··· Excerpted records ···
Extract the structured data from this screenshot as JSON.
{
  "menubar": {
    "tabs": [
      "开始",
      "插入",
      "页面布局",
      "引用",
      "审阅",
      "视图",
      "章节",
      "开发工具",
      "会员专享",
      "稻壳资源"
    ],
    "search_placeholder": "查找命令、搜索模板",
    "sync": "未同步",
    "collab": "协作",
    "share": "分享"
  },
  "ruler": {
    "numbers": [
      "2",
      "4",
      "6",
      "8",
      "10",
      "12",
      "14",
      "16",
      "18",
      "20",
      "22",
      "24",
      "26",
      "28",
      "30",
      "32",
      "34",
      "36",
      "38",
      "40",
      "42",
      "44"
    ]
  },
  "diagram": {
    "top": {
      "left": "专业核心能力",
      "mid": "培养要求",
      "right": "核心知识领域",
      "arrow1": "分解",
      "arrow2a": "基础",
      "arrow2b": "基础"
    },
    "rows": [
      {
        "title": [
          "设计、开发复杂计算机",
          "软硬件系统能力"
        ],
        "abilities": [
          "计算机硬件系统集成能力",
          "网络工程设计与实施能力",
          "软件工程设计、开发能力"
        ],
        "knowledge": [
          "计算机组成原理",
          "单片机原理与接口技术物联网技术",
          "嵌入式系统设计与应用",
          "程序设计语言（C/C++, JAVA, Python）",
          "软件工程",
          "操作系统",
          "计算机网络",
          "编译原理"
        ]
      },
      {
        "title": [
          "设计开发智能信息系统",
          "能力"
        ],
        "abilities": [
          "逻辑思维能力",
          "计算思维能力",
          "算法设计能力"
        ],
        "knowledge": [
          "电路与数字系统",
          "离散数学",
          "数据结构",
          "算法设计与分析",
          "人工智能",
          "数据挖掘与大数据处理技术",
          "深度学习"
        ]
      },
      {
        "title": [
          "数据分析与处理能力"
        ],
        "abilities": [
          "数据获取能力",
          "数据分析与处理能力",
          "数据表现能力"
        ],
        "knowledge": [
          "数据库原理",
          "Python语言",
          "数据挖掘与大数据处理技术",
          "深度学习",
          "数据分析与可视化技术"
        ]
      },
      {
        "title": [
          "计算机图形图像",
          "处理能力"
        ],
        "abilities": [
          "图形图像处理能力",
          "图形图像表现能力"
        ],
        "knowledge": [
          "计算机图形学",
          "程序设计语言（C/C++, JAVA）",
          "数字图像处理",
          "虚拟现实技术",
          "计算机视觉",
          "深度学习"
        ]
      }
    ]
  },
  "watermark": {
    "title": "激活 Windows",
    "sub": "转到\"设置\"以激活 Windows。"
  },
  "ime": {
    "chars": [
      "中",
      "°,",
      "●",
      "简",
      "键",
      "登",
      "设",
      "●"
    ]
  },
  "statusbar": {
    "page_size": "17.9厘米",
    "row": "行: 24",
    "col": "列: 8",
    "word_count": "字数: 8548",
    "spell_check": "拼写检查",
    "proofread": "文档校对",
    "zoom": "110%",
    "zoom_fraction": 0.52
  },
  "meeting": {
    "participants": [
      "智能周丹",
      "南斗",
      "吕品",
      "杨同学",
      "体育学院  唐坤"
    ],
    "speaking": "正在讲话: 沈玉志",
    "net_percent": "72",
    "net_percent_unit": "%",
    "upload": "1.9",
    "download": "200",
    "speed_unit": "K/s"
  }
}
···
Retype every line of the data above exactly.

- _Answer to the exercise_
Extract the structured data from this screenshot as JSON.
{
  "menubar": {
    "tabs": [
      "开始",
      "插入",
      "页面布局",
      "引用",
      "审阅",
      "视图",
      "章节",
      "开发工具",
      "会员专享",
      "稻壳资源"
    ],
    "search_placeholder": "查找命令、搜索模板",
    "sync": "未同步",
    "collab": "协作",
    "share": "分享"
  },
  "ruler": {
    "numbers": [
      "2",
      "4",
      "6",
      "8",
      "10",
      "12",
      "14",
      "16",
      "18",
      "20",
      "22",
      "24",
      "26",
      "28",
      "30",
      "32",
      "34",
      "36",
      "38",
      "40",
      "42",
      "44"
    ]
  },
  "diagram": {
    "top": {
      "left": "专业核心能力",
      "mid": "培养要求",
      "right": "核心知识领域",
      "arrow1": "分解",
      "arrow2a": "基础",
      "arrow2b": "基础"
    },
    "rows": [
      {
        "title": [
          "设计、开发复杂计算机",
          "软硬件系统能力"
        ],
        "abilities": [
          "计算机硬件系统集成能力",
          "网络工程设计与实施能力",
          "软件工程设计、开发能力"
        ],
        "knowledge": [
          "计算机组成原理",
          "单片机原理与接口技术物联网技术",
          "嵌入式系统设计与应用",
          "程序设计语言（C/C++, JAVA, Python）",
          "软件工程",
          "操作系统",
          "计算机网络",
          "编译原理"
        ]
      },
      {
        "title": [
          "设计开发智能信息系统",
          "能力"
        ],
        "abilities": [
          "逻辑思维能力",
          "计算思维能力",
          "算法设计能力"
        ],
        "knowledge": [
          "电路与数字系统",
          "离散数学",
          "数据结构",
          "算法设计与分析",
          "人工智能",
          "数据挖掘与大数据处理技术",
          "深度学习"
        ]
      },
      {
        "title": [
          "数据分析与处理能力"
        ],
        "abilities": [
          "数据获取能力",
          "数据分析与处理能力",
          "数据表现能力"
        ],
        "knowledge": [
          "数据库原理",
          "Python语言",
          "数据挖掘与大数据处理技术",
          "深度学习",
          "数据分析与可视化技术"
        ]
      },
      {
        "title": [
          "计算机图形图像",
          "处理能力"
        ],
        "abilities": [
          "图形图像处理能力",
          "图形图像表现能力"
        ],
        "knowledge": [
          "计算机图形学",
          "程序设计语言（C/C++, JAVA）",
          "数字图像处理",
          "虚拟现实技术",
          "计算机视觉",
          "深度学习"
        ]
      }
    ]
  },
  "watermark": {
    "title": "激活 Windows",
    "sub": "转到\"设置\"以激活 Windows。"
  },
  "ime": {
    "chars": [
      "中",
      "°,",
      "●",
      "简",
      "键",
      "登",
      "设",
      "●"
    ]
  },
  "statusbar": {
    "page_size": "17.9厘米",
    "row": "行: 24",
    "col": "列: 8",
    "word_count": "字数: 8548",
    "spell_check": "拼写检查",
    "proofread": "文档校对",
    "zoom": "110%",
    "zoom_fraction": 0.52
  },
  "meeting": {
    "participants": [
      "智能周丹",
      "南斗",
      "吕品",
      "杨同学",
      "体育学院  唐坤"
    ],
    "speaking": "正在讲话: 沈玉志",
    "net_percent": "72",
    "net_percent_unit": "%",
    "upload": "1.9",
    "download": "200",
    "speed_unit": "K/s"
  }
}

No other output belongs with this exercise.